● **SOURCE DATA**:

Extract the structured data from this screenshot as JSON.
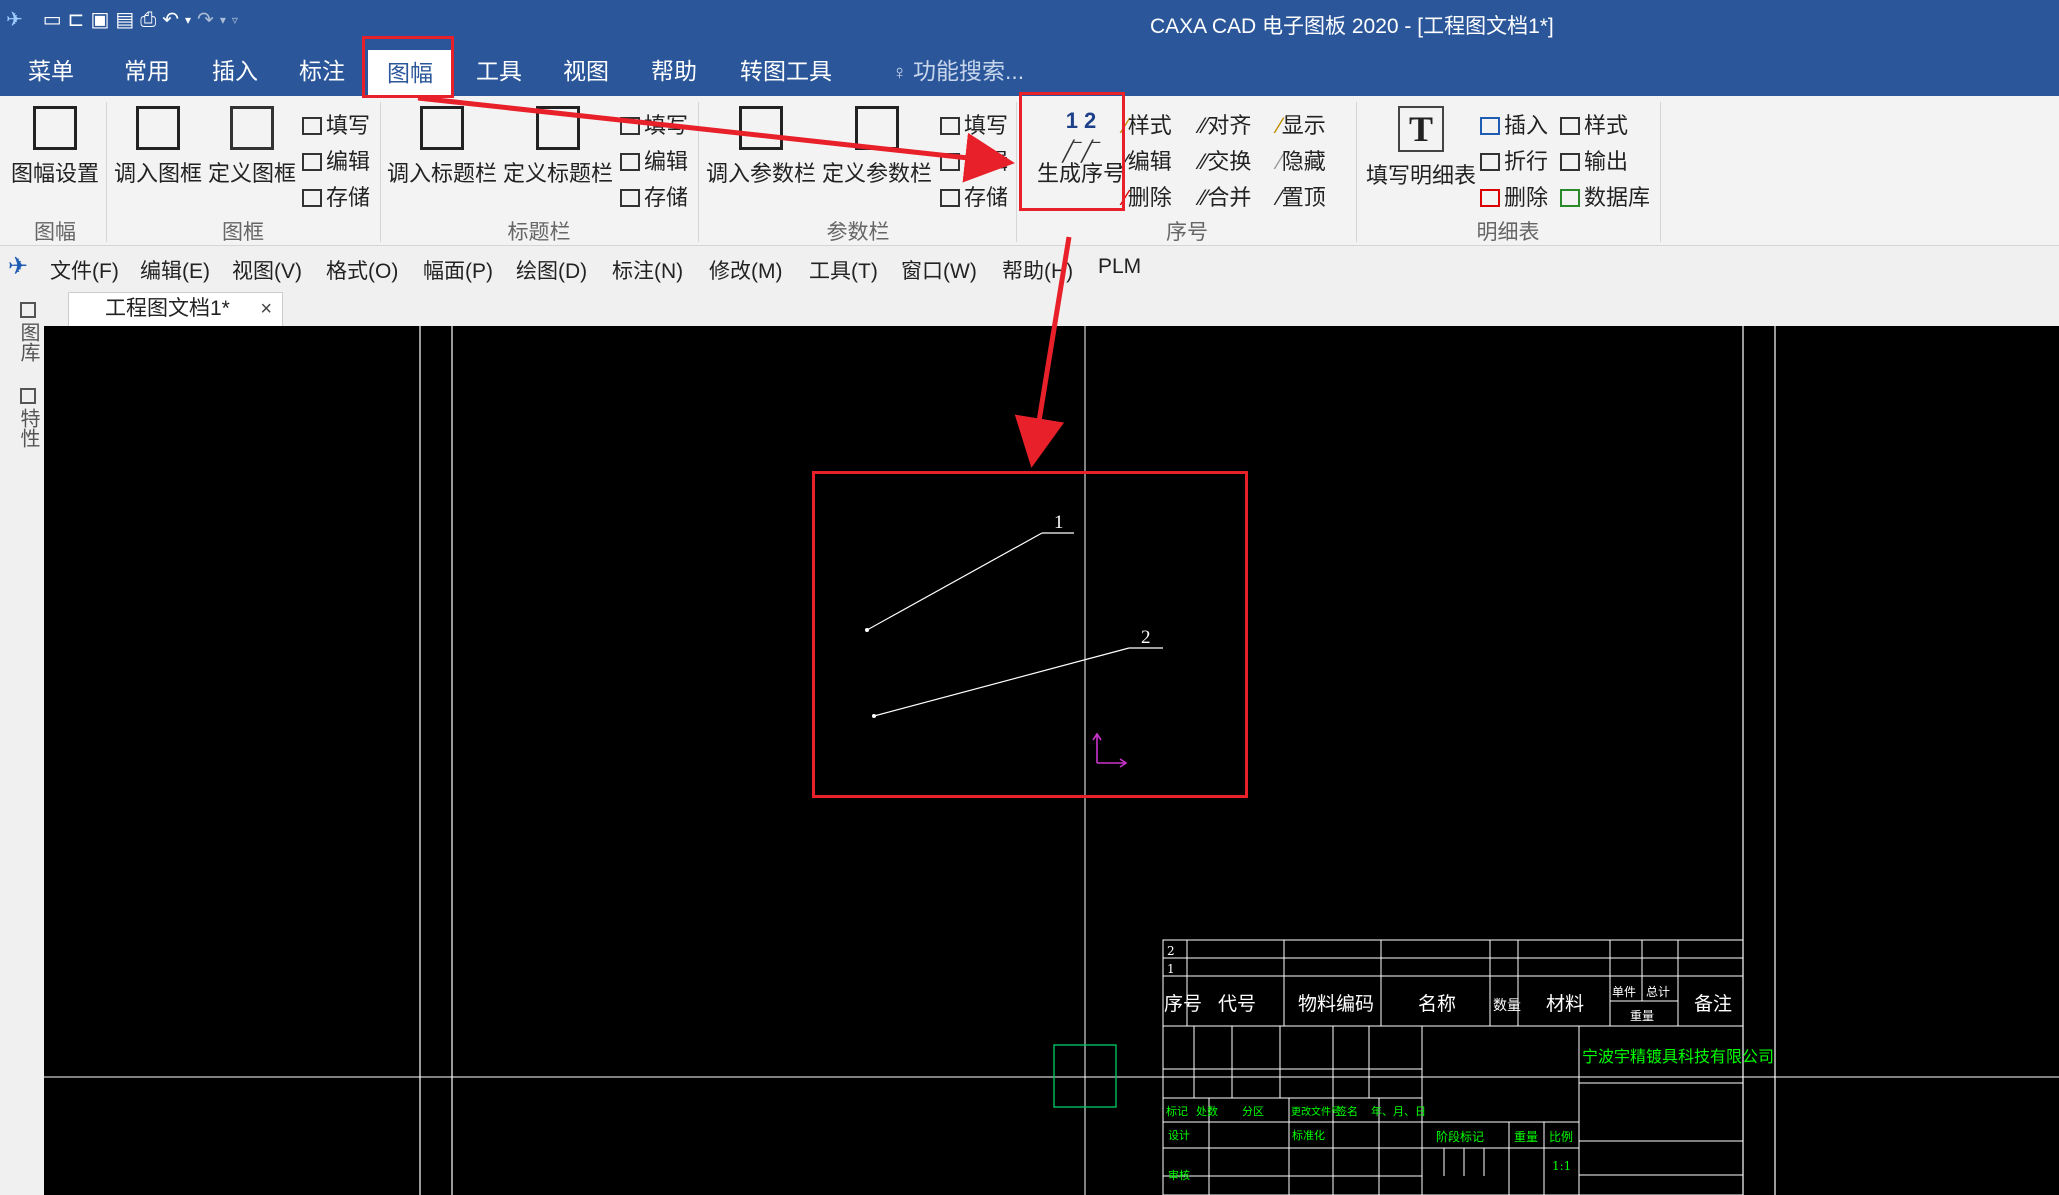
{
  "titlebar": {
    "title": "CAXA CAD 电子图板 2020 - [工程图文档1*]"
  },
  "tabs": [
    "菜单",
    "常用",
    "插入",
    "标注",
    "图幅",
    "工具",
    "视图",
    "帮助",
    "转图工具"
  ],
  "search": {
    "placeholder": "功能搜索..."
  },
  "ribbon": {
    "tufu_setup": "图幅设置",
    "load_frame": "调入图框",
    "define_frame": "定义图框",
    "frame_fill": "填写",
    "frame_edit": "编辑",
    "frame_save": "存储",
    "load_titleblock": "调入标题栏",
    "define_titleblock": "定义标题栏",
    "tb_fill": "填写",
    "tb_edit": "编辑",
    "tb_save": "存储",
    "load_param": "调入参数栏",
    "define_param": "定义参数栏",
    "pb_fill": "填写",
    "pb_edit": "编辑",
    "pb_save": "存储",
    "gen_seq": "生成序号",
    "gen_seq_icon_text": "1 2",
    "seq_style": "样式",
    "seq_edit": "编辑",
    "seq_delete": "删除",
    "seq_align": "对齐",
    "seq_swap": "交换",
    "seq_merge": "合并",
    "seq_show": "显示",
    "seq_hide": "隐藏",
    "seq_top": "置顶",
    "fill_bom": "填写明细表",
    "bom_insert": "插入",
    "bom_fold": "折行",
    "bom_delete": "删除",
    "bom_style": "样式",
    "bom_output": "输出",
    "bom_db": "数据库",
    "groups": {
      "tufu": "图幅",
      "frame": "图框",
      "titleblock": "标题栏",
      "param": "参数栏",
      "seq": "序号",
      "bom": "明细表"
    }
  },
  "menubar": [
    "文件(F)",
    "编辑(E)",
    "视图(V)",
    "格式(O)",
    "幅面(P)",
    "绘图(D)",
    "标注(N)",
    "修改(M)",
    "工具(T)",
    "窗口(W)",
    "帮助(H)",
    "PLM"
  ],
  "document": {
    "tab": "工程图文档1*",
    "close": "×"
  },
  "side_tabs": [
    "图库",
    "特性"
  ],
  "drawing": {
    "balloons": [
      "1",
      "2"
    ],
    "bom_rows": [
      "2",
      "1"
    ],
    "bom_header": [
      "序号",
      "代号",
      "物料编码",
      "名称",
      "数量",
      "材料",
      "单件",
      "总计",
      "重量",
      "备注"
    ],
    "company": "宁波宇精镀具科技有限公司",
    "tb_labels": [
      "标记",
      "处数",
      "分区",
      "更改文件号",
      "签名",
      "年、月、日"
    ],
    "tb_row2": [
      "设计",
      "标准化",
      "阶段标记",
      "重量",
      "比例"
    ],
    "scale": "1:1",
    "review": "审核"
  },
  "colors": {
    "ribbon_blue": "#2b579a",
    "annotation_red": "#e8202a",
    "bom_green": "#00ff00"
  }
}
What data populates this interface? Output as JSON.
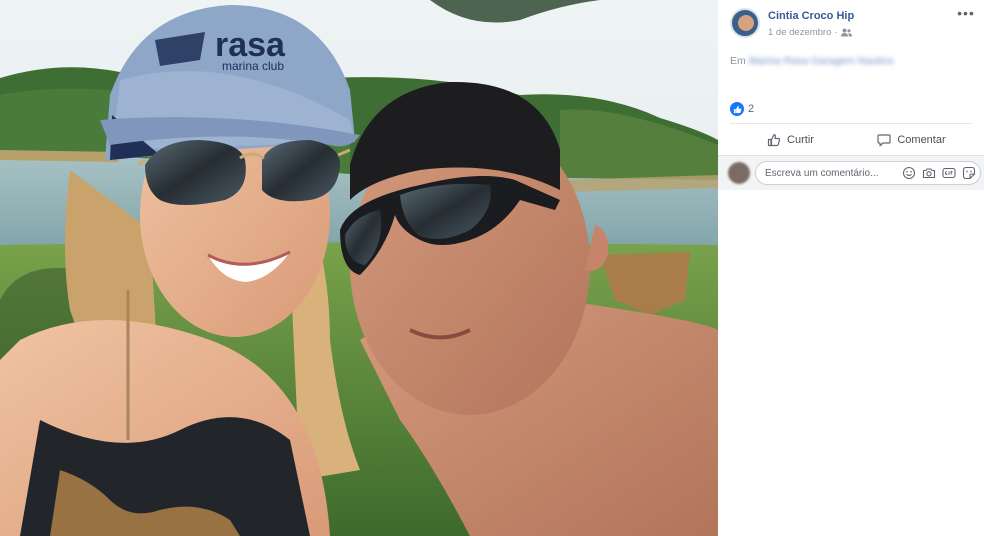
{
  "photo": {
    "alt_subject": "selfie-couple-lake"
  },
  "post": {
    "author": "Cintia Croco Hip",
    "date": "1 de dezembro",
    "date_separator": "·",
    "privacy_icon": "friends-icon",
    "more_label": "•••",
    "location_prefix": "Em",
    "location_name": "Marina Rasa Garagem Nautica",
    "reaction_count": "2",
    "like_label": "Curtir",
    "comment_label": "Comentar",
    "comment_placeholder": "Escreva um comentário..."
  },
  "colors": {
    "link_blue": "#385898",
    "facebook_blue": "#1877f2",
    "muted_text": "#90949c",
    "comment_bg": "#f2f3f5"
  },
  "icons": [
    "like-icon",
    "comment-icon",
    "emoji-icon",
    "camera-icon",
    "gif-icon",
    "sticker-icon",
    "more-icon"
  ]
}
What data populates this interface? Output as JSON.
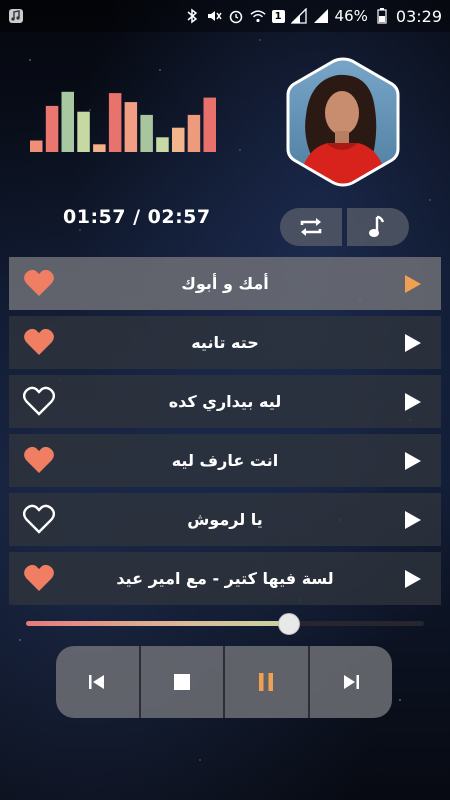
{
  "status_bar": {
    "battery": "46%",
    "time": "03:29",
    "sim_badge": "1"
  },
  "equalizer": {
    "levels": [
      0.18,
      0.72,
      0.94,
      0.63,
      0.12,
      0.92,
      0.78,
      0.58,
      0.23,
      0.38,
      0.58,
      0.85
    ],
    "colors": [
      "#ef8f77",
      "#e9776f",
      "#a7c8a0",
      "#c7d9a2",
      "#f3b089",
      "#e8726c",
      "#f19e85",
      "#a8c59d",
      "#c8d9a5",
      "#f3b58c",
      "#ee9a7c",
      "#e8726b"
    ]
  },
  "player": {
    "time_readout": "01:57 / 02:57",
    "progress": 0.66
  },
  "icons": {
    "repeat": "repeat-icon",
    "music": "music-note-icon",
    "heart": "heart-icon",
    "play": "play-icon"
  },
  "colors": {
    "accent": "#ef7e62",
    "active_play": "#f0a050"
  },
  "tracks": [
    {
      "title": "أمك و أبوك",
      "liked": true,
      "active": true
    },
    {
      "title": "حته تانيه",
      "liked": true,
      "active": false
    },
    {
      "title": "ليه بيداري كده",
      "liked": false,
      "active": false
    },
    {
      "title": "انت عارف ليه",
      "liked": true,
      "active": false
    },
    {
      "title": "يا لرموش",
      "liked": false,
      "active": false
    },
    {
      "title": "لسة فيها كتير - مع امير عيد",
      "liked": true,
      "active": false
    }
  ]
}
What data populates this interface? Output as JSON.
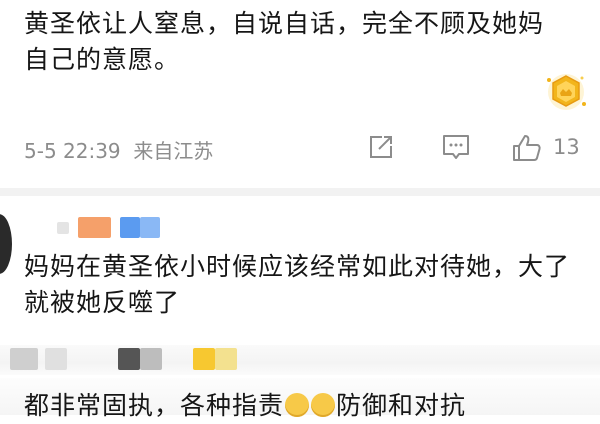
{
  "comments": [
    {
      "text": "黄圣依让人窒息，自说自话，完全不顾及她妈自己的意愿。",
      "time": "5-5 22:39",
      "location": "来自江苏",
      "likes": "13"
    },
    {
      "text": "妈妈在黄圣依小时候应该经常如此对待她，大了就被她反噬了"
    },
    {
      "text_part1": "都非常固执，各种指责",
      "text_part2": "防御和对抗"
    }
  ],
  "icons": {
    "badge": "gold-crown-badge-icon",
    "share": "share-icon",
    "comment": "comment-icon",
    "like": "thumbs-up-icon",
    "emoji": "grin-sweat-emoji-icon"
  },
  "colors": {
    "meta_gray": "#8c8c8c",
    "badge_gold": "#f2b51b",
    "redact_orange": "#f5a06a",
    "redact_blue": "#5b9bf0",
    "redact_yellow": "#f7c830"
  }
}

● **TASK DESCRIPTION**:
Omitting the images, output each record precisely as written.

● **TASK RESPONSE**:
Extract the structured data from this screenshot as JSON.
{
  "titlebar": {
    "title": "CAXA CAD 电子图板 2020 - [工程图文档1*]"
  },
  "tabs": [
    "菜单",
    "常用",
    "插入",
    "标注",
    "图幅",
    "工具",
    "视图",
    "帮助",
    "转图工具"
  ],
  "search": {
    "placeholder": "功能搜索..."
  },
  "ribbon": {
    "tufu_setup": "图幅设置",
    "load_frame": "调入图框",
    "define_frame": "定义图框",
    "frame_fill": "填写",
    "frame_edit": "编辑",
    "frame_save": "存储",
    "load_titleblock": "调入标题栏",
    "define_titleblock": "定义标题栏",
    "tb_fill": "填写",
    "tb_edit": "编辑",
    "tb_save": "存储",
    "load_param": "调入参数栏",
    "define_param": "定义参数栏",
    "pb_fill": "填写",
    "pb_edit": "编辑",
    "pb_save": "存储",
    "gen_seq": "生成序号",
    "gen_seq_icon_text": "1 2",
    "seq_style": "样式",
    "seq_edit": "编辑",
    "seq_delete": "删除",
    "seq_align": "对齐",
    "seq_swap": "交换",
    "seq_merge": "合并",
    "seq_show": "显示",
    "seq_hide": "隐藏",
    "seq_top": "置顶",
    "fill_bom": "填写明细表",
    "bom_insert": "插入",
    "bom_fold": "折行",
    "bom_delete": "删除",
    "bom_style": "样式",
    "bom_output": "输出",
    "bom_db": "数据库",
    "groups": {
      "tufu": "图幅",
      "frame": "图框",
      "titleblock": "标题栏",
      "param": "参数栏",
      "seq": "序号",
      "bom": "明细表"
    }
  },
  "menubar": [
    "文件(F)",
    "编辑(E)",
    "视图(V)",
    "格式(O)",
    "幅面(P)",
    "绘图(D)",
    "标注(N)",
    "修改(M)",
    "工具(T)",
    "窗口(W)",
    "帮助(H)",
    "PLM"
  ],
  "document": {
    "tab": "工程图文档1*",
    "close": "×"
  },
  "side_tabs": [
    "图库",
    "特性"
  ],
  "drawing": {
    "balloons": [
      "1",
      "2"
    ],
    "bom_rows": [
      "2",
      "1"
    ],
    "bom_header": [
      "序号",
      "代号",
      "物料编码",
      "名称",
      "数量",
      "材料",
      "单件",
      "总计",
      "重量",
      "备注"
    ],
    "company": "宁波宇精镀具科技有限公司",
    "tb_labels": [
      "标记",
      "处数",
      "分区",
      "更改文件号",
      "签名",
      "年、月、日"
    ],
    "tb_row2": [
      "设计",
      "标准化",
      "阶段标记",
      "重量",
      "比例"
    ],
    "scale": "1:1",
    "review": "审核"
  },
  "colors": {
    "ribbon_blue": "#2b579a",
    "annotation_red": "#e8202a",
    "bom_green": "#00ff00"
  }
}
What data populates this interface? Output as JSON.
{
  "photo": {
    "alt_subject": "selfie-couple-lake"
  },
  "post": {
    "author": "Cintia Croco Hip",
    "date": "1 de dezembro",
    "date_separator": "·",
    "privacy_icon": "friends-icon",
    "more_label": "•••",
    "location_prefix": "Em",
    "location_name": "Marina Rasa Garagem Nautica",
    "reaction_count": "2",
    "like_label": "Curtir",
    "comment_label": "Comentar",
    "comment_placeholder": "Escreva um comentário..."
  },
  "colors": {
    "link_blue": "#385898",
    "facebook_blue": "#1877f2",
    "muted_text": "#90949c",
    "comment_bg": "#f2f3f5"
  },
  "icons": [
    "like-icon",
    "comment-icon",
    "emoji-icon",
    "camera-icon",
    "gif-icon",
    "sticker-icon",
    "more-icon"
  ]
}
What data populates this interface? Output as JSON.
{
  "status_bar": {
    "battery": "46%",
    "time": "03:29",
    "sim_badge": "1"
  },
  "equalizer": {
    "levels": [
      0.18,
      0.72,
      0.94,
      0.63,
      0.12,
      0.92,
      0.78,
      0.58,
      0.23,
      0.38,
      0.58,
      0.85
    ],
    "colors": [
      "#ef8f77",
      "#e9776f",
      "#a7c8a0",
      "#c7d9a2",
      "#f3b089",
      "#e8726c",
      "#f19e85",
      "#a8c59d",
      "#c8d9a5",
      "#f3b58c",
      "#ee9a7c",
      "#e8726b"
    ]
  },
  "player": {
    "time_readout": "01:57 / 02:57",
    "progress": 0.66
  },
  "icons": {
    "repeat": "repeat-icon",
    "music": "music-note-icon",
    "heart": "heart-icon",
    "play": "play-icon"
  },
  "colors": {
    "accent": "#ef7e62",
    "active_play": "#f0a050"
  },
  "tracks": [
    {
      "title": "أمك و أبوك",
      "liked": true,
      "active": true
    },
    {
      "title": "حته تانيه",
      "liked": true,
      "active": false
    },
    {
      "title": "ليه بيداري كده",
      "liked": false,
      "active": false
    },
    {
      "title": "انت عارف ليه",
      "liked": true,
      "active": false
    },
    {
      "title": "يا لرموش",
      "liked": false,
      "active": false
    },
    {
      "title": "لسة فيها كتير - مع امير عيد",
      "liked": true,
      "active": false
    }
  ]
}
What data populates this interface? Output as JSON.
{
  "comments": [
    {
      "text": "黄圣依让人窒息，自说自话，完全不顾及她妈自己的意愿。",
      "time": "5-5 22:39",
      "location": "来自江苏",
      "likes": "13"
    },
    {
      "text": "妈妈在黄圣依小时候应该经常如此对待她，大了就被她反噬了"
    },
    {
      "text_part1": "都非常固执，各种指责",
      "text_part2": "防御和对抗"
    }
  ],
  "icons": {
    "badge": "gold-crown-badge-icon",
    "share": "share-icon",
    "comment": "comment-icon",
    "like": "thumbs-up-icon",
    "emoji": "grin-sweat-emoji-icon"
  },
  "colors": {
    "meta_gray": "#8c8c8c",
    "badge_gold": "#f2b51b",
    "redact_orange": "#f5a06a",
    "redact_blue": "#5b9bf0",
    "redact_yellow": "#f7c830"
  }
}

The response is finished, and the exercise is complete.